---------- Dataset content
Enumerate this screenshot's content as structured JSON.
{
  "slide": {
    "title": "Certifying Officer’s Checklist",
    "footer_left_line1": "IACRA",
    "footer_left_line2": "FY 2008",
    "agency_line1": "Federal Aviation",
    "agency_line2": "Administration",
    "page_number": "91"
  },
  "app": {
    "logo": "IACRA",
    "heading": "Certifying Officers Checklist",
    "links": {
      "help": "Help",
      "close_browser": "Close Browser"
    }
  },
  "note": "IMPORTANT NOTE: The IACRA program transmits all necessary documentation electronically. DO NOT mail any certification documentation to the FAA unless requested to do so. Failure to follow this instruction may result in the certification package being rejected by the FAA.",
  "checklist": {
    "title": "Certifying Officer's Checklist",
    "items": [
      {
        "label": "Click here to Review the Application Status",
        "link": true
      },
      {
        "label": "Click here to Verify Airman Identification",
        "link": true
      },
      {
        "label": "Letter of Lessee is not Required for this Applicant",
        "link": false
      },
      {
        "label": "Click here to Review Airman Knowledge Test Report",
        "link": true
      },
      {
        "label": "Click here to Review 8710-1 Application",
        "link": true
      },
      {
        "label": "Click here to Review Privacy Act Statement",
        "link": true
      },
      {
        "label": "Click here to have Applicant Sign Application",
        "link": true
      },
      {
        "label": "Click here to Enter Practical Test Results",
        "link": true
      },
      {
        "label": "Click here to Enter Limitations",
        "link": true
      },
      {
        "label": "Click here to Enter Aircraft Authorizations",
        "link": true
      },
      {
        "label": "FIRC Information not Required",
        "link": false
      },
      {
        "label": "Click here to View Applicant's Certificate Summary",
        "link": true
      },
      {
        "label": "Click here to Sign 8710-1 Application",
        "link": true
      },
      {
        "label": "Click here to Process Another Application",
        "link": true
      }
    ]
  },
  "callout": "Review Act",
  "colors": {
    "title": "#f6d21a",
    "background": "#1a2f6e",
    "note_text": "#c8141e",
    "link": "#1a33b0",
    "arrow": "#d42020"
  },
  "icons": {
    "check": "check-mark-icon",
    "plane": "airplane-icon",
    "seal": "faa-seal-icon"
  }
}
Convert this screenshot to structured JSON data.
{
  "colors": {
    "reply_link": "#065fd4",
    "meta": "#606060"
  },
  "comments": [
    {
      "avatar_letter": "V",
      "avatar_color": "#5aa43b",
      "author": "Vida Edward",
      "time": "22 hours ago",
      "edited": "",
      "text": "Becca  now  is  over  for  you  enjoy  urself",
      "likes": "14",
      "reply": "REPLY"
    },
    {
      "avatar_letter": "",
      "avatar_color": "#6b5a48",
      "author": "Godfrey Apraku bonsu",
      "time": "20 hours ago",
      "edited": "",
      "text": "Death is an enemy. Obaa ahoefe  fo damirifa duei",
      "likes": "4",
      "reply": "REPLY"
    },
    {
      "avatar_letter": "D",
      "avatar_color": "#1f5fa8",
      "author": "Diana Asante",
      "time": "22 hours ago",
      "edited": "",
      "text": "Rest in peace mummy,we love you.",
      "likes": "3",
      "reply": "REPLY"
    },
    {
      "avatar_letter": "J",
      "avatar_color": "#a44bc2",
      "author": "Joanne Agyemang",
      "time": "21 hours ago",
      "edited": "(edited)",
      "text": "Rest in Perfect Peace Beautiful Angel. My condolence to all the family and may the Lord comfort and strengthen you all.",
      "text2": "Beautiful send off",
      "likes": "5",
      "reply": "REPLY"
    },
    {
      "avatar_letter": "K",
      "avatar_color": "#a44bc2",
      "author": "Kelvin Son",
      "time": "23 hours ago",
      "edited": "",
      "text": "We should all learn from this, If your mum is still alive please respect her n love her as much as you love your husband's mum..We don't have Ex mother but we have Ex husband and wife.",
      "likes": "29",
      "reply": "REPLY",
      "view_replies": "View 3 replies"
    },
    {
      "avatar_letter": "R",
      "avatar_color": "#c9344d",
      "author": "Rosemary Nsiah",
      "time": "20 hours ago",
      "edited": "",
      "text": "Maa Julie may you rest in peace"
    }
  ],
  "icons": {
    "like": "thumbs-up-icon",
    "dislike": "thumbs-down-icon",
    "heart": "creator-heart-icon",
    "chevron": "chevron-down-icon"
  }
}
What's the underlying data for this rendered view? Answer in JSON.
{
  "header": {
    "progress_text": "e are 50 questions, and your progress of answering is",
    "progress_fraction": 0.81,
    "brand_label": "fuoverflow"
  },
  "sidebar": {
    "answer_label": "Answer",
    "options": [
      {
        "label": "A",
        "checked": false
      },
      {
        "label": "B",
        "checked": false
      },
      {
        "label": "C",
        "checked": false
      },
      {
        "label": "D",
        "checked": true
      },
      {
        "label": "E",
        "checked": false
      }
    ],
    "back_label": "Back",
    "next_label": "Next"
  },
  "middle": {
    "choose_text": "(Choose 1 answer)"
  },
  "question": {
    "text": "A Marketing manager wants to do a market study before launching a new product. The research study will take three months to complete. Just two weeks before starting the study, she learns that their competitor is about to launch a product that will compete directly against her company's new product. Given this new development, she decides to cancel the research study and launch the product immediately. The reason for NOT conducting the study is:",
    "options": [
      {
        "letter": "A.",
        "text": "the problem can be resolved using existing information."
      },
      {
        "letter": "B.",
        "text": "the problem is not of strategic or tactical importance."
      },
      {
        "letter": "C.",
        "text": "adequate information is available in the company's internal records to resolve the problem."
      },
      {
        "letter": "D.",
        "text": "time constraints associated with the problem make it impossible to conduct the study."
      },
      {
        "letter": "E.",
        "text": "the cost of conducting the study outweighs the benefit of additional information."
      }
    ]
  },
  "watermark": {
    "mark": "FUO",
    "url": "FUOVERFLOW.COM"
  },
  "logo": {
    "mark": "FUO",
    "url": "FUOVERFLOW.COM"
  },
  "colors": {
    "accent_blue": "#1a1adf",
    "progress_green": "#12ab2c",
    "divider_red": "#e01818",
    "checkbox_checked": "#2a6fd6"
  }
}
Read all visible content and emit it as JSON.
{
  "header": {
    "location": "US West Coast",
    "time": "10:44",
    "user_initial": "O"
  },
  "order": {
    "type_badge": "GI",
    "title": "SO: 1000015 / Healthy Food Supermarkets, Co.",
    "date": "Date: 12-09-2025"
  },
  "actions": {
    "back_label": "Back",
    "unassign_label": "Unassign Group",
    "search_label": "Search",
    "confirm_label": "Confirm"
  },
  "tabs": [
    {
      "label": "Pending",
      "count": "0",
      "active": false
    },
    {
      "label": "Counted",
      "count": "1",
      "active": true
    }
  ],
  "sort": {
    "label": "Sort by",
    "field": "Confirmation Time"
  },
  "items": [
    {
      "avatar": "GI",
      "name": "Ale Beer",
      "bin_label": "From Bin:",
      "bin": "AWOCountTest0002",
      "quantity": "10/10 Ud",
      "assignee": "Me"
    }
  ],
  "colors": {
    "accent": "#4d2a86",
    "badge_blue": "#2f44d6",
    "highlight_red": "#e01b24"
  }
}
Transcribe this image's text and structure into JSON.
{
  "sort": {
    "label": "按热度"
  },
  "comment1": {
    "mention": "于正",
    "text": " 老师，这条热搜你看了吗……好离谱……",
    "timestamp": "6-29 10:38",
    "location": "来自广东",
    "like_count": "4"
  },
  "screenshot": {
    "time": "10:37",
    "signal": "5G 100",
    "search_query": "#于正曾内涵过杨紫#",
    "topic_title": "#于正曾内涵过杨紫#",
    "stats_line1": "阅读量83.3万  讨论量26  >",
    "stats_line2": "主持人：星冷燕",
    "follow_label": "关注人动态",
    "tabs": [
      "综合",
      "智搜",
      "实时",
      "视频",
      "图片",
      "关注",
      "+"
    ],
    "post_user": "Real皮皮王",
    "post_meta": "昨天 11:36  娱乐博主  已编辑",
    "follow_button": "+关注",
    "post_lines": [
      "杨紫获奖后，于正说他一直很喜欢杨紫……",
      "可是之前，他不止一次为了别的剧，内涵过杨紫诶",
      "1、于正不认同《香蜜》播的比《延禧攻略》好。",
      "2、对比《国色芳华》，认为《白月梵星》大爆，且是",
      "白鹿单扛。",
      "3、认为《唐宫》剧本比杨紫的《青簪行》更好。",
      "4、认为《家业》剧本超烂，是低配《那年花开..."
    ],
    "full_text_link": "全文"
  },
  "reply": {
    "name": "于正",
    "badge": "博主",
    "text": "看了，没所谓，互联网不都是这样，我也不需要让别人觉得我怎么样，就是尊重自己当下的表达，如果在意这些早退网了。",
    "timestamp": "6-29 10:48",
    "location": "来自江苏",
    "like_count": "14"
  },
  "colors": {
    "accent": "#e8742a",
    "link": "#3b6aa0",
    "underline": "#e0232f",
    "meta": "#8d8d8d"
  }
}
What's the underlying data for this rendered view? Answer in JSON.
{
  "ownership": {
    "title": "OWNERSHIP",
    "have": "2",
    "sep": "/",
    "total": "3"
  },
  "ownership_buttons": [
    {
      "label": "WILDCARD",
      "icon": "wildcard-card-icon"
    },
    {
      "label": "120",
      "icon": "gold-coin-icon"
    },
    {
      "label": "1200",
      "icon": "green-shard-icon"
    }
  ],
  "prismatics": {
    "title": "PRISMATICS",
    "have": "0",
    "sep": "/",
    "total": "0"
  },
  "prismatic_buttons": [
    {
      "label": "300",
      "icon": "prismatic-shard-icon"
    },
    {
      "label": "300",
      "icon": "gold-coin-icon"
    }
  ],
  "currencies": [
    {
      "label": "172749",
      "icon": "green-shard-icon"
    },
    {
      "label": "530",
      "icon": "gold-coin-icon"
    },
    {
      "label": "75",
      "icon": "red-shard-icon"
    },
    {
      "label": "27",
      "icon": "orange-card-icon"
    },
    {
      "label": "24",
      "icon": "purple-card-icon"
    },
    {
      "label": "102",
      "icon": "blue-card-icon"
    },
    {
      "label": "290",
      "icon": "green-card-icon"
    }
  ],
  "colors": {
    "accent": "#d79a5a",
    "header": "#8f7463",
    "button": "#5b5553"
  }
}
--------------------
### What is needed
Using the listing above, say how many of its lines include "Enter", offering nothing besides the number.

### Solution
3